The box, from Tompkins County Public Library, Ithaca, NY, also carried a nomination for LJ’s first Marketer of the Year Award, sponsored by Library Ideas. This award was designed to celebrate the individuals behind the potent marketing happening in libraries—and as the Tompkins example indicates, there is much worthy of praise. Perhaps more important, however, the award is geared toward helping to enhance marketing savvy across the profession by detailing the work of these exemplars, showing samples of their output, and sharing both strategic insights and meaningful outcomes.
From a highly competitive group of nominees, LJ judges selected one winner and two honorable mentions (announced in “Maximizing the Message“). While Tompkins didn’t win, the LEGO initiative did garner the library’s LEGO Build Marketing Team members a special mention for their creativity in raising awareness, engagement, and actual dollars for the capital fund.
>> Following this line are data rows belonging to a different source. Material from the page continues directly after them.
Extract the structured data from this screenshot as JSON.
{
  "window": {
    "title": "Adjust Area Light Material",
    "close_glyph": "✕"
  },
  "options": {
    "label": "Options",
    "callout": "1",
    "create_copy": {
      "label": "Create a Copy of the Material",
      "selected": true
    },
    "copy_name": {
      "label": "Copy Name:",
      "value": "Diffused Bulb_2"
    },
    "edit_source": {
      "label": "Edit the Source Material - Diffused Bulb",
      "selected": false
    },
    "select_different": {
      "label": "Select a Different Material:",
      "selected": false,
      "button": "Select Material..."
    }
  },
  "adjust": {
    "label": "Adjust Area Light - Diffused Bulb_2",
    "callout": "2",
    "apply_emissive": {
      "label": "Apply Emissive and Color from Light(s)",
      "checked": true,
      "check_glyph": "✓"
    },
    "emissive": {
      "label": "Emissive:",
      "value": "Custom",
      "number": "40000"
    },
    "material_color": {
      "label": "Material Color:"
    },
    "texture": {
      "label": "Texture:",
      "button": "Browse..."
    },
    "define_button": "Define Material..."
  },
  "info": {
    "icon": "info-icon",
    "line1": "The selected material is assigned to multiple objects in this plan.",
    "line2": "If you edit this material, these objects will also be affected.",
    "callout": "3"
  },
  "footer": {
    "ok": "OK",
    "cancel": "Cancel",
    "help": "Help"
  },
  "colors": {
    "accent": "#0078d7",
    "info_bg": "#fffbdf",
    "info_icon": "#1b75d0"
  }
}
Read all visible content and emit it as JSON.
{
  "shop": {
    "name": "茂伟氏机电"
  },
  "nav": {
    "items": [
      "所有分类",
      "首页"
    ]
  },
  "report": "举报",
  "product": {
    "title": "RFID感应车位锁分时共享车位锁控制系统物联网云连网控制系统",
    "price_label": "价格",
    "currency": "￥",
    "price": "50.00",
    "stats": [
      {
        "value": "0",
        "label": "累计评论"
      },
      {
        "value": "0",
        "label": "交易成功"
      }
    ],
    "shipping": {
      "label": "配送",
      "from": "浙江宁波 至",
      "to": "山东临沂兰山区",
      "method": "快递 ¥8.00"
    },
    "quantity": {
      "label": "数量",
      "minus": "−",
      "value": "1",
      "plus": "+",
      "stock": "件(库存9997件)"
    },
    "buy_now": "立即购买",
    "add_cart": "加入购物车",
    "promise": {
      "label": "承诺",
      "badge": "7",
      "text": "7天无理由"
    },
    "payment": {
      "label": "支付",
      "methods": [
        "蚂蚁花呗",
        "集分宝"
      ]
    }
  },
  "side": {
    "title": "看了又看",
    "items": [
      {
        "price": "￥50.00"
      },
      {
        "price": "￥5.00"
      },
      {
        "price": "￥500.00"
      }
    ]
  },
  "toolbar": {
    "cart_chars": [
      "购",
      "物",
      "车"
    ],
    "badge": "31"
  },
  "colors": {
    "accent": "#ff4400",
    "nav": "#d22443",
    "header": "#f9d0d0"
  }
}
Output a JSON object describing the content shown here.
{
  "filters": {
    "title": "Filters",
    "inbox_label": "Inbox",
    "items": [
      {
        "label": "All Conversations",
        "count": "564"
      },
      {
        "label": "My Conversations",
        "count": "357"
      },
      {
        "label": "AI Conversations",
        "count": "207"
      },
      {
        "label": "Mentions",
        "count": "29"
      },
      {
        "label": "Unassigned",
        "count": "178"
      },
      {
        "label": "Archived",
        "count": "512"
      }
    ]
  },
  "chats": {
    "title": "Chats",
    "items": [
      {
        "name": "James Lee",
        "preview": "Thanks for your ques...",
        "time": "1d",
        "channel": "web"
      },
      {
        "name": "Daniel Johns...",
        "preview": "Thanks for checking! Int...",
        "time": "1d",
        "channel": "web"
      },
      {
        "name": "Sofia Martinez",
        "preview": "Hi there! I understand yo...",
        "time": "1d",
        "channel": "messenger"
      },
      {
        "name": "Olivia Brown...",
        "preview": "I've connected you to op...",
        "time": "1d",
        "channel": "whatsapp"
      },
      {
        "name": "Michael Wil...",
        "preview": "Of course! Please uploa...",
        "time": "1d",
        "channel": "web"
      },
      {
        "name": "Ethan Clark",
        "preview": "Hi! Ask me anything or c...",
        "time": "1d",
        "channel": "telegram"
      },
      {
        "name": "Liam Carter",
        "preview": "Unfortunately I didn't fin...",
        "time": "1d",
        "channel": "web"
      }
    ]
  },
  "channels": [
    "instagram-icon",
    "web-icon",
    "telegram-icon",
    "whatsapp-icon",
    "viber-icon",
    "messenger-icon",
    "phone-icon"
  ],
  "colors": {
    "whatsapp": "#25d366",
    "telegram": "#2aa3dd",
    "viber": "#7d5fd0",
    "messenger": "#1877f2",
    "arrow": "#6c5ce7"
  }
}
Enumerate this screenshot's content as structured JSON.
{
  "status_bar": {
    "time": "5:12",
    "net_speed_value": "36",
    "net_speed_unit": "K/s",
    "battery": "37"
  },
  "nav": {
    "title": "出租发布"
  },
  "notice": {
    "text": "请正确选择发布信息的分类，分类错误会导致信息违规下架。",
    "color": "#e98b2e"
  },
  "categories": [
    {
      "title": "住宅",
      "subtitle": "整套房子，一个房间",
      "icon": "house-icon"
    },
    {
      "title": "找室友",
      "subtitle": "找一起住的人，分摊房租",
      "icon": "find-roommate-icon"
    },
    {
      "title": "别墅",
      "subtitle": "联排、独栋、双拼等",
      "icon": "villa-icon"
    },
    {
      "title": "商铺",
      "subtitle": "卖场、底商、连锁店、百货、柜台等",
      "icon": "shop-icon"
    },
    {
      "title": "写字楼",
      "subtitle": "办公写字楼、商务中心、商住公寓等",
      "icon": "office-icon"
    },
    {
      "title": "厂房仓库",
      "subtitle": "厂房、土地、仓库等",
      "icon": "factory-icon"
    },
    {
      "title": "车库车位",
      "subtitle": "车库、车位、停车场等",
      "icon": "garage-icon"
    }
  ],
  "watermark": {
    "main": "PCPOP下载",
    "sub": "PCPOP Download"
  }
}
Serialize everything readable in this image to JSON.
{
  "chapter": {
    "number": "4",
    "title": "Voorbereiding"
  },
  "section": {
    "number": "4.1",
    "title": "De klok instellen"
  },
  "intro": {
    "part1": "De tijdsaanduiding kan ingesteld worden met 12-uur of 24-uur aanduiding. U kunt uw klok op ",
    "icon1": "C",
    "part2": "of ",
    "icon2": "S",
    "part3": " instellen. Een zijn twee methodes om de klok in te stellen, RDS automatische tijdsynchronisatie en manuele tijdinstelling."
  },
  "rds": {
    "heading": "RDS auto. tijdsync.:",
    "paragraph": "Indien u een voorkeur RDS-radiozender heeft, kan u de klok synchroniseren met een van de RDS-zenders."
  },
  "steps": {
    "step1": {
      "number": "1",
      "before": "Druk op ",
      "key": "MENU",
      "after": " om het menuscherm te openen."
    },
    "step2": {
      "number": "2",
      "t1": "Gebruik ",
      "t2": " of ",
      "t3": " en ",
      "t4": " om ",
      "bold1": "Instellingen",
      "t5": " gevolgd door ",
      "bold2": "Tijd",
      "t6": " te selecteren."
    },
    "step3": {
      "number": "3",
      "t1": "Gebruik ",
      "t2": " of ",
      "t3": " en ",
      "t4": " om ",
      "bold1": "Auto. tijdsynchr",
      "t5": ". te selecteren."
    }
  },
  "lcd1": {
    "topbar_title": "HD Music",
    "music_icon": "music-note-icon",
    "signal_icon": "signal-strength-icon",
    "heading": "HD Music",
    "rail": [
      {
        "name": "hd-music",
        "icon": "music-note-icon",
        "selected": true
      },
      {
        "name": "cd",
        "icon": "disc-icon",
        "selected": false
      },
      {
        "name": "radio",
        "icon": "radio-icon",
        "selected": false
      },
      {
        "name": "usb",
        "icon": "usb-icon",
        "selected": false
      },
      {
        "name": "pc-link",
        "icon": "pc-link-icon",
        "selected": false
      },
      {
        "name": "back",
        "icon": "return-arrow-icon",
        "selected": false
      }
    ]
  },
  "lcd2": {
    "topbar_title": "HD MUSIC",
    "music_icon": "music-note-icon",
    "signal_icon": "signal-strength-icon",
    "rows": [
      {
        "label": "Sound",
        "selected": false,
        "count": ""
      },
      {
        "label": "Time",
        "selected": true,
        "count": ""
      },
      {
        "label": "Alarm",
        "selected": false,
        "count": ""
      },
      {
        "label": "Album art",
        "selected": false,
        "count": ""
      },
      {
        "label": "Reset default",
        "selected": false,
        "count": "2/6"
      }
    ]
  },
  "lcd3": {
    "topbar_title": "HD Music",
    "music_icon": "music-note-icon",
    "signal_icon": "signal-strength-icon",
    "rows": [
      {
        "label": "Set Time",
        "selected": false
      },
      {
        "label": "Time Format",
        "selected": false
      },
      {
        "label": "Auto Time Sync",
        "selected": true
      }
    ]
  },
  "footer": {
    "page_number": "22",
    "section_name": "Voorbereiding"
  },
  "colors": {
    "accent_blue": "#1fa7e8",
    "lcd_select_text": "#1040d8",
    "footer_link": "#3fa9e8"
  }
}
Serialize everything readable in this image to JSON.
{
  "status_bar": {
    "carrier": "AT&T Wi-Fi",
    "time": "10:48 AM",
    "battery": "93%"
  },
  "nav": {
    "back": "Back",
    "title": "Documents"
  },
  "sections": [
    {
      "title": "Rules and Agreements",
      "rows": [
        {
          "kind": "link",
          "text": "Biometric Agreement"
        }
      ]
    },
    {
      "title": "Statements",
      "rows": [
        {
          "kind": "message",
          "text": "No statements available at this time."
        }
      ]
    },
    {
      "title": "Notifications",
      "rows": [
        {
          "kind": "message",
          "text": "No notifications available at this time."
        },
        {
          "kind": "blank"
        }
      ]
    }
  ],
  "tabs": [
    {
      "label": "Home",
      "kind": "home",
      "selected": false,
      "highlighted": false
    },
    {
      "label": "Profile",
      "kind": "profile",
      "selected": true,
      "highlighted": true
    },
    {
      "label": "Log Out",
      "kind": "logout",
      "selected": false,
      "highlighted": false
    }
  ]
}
The special little library composed of LEGO bricks (pictured) is a set, complete with instructions, available for purchase for $60—one of the finer touches of this fundraiser.
Meanwhile, the winning team has been hard at work helping North Carolina’s Charlotte Mecklenburg Library (CML) spring back stronger after the dire cuts it faced in 2008–11. As the library started to rebuild, a smart decision was made to enable—with a special line item in the budget—the marketing department to do strategic work, from informing the library about who is using the library and who isn’t (yet) to developing critical messaging that connects the library to the community over time. The marketing and communications team—Cordelia Anderson, Sarah Goldstein, Angela Haigler, and Katy Rust—has made the most of it. The beautiful collateral that is the public face of the department’s work caps a vital flow of research, analysis, vibrant storytelling, and ongoing communication that has helped reestablish the reality and understanding of the library as a thriving resource that helps everyone it serves to thrive as well.
Its model illustrates just how intertwined marketing can be with the success of an institution. On the flip side, naturally, it points out what can be unrealized or lost if this critical piece is missing. It’s a case for investment in this aspect of the work of our libraries.
On a tactical level, the winners offer much for marketers, no matter what title they hold, to learn from and put to use at home. Among the tools in every marketer’s kit is email, which the CML team has refined and used to reengage lapsed users. According to EveryLibrary’s Patrick Sweeney, email is the linchpin when it comes to using the Internet to connect to an audience or stakeholders. In his detailing of how to make the most of digital outreach (“Email Is the Key”), Sweeney shares how to use it to drive involvement across social media platforms—itself key to marketing in our hyperconnected age.
Marketing is one of those persistent challenges for any organization. Great marketing is even more elusive, as it requires constant attention, demands a particular set of skills, and is ever changing. Nonetheless, great marketing is worth trying to achieve, and those who are successful help create strong libraries that are in concert with their communities.